To use a bitcoin ATM, users typically insert either cash or a debit/credit card into the system and scan a QR code found within a mobile wallet on their smartphone of choice. The ATM then prints a paper receipt containing codes and instructions that direct a user to transfer their newly purchased bitcoin to their mobile wallet.
How does Bitcoin trading work?
Bitcoin trading usually takes place through an exchange, which is a platform where traders can set ‘orders’ to purchase or sell bitcoin at certain prices.
Exchanges typically list a ‘high’ and ‘low’ amount for bitcoin or other cryptocurrencies; this reflects either the lowest or highest value that one whole bitcoin has sold for in a twenty-four hour period.
On an exchange, traders willing to transact signal their intent to ‘buy’ or ‘sell’. Respectively, this enables a trader to either signal how many bitcoins they are willing to buy or sell and for what amount in fiat currency.
Two types of orders exist; namely, limit orders and market orders.
Limit orders allow traders to set their own price for bitcoin regardless of whether it is higher or lower than the accepted market value. The interested seller can meet these orders as they see fit, and their willingness to do so is entirely at their own discretion.
Market orders provide traders with a means to quickly purchase an allocation of bitcoins that best matching order available on the exchange – meaning that users effectively purchase bitcoins at the present price on an exchange.
When a trader confirms either of these orders, the transaction is scheduled to occur and once it has been mined (which usually takes fifteen minutes or more, depending on the number of unverified transactions on the Blockchain) the allocated bitcoin is transferred from one party to another.
Purchased bitcoin remains on the exchange until traders elect to dispatch the funds to a bitcoin wallet or keychain of their choice.
It is important to note that the security of exchanges varies – and, as such, they represent an enticing target for hackers looking to steal cryptocurrencies.
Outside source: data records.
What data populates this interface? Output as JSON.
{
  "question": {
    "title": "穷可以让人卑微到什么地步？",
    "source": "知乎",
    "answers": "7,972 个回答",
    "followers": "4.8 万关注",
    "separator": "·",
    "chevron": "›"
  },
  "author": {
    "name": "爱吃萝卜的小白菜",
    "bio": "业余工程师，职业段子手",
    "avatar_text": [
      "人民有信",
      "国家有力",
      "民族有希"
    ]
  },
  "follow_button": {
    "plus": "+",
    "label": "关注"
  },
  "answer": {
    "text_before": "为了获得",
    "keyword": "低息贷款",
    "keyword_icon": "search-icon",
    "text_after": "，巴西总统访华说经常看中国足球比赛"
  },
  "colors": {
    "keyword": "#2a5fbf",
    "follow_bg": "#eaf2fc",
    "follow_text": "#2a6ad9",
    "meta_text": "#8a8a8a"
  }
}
A wise policy is to use a strong password and to secure one’s account with two-factor authentication.
In part nine of our Bitcoin Basics series, we’ll be unpacking how you can secure and store your bitcoin.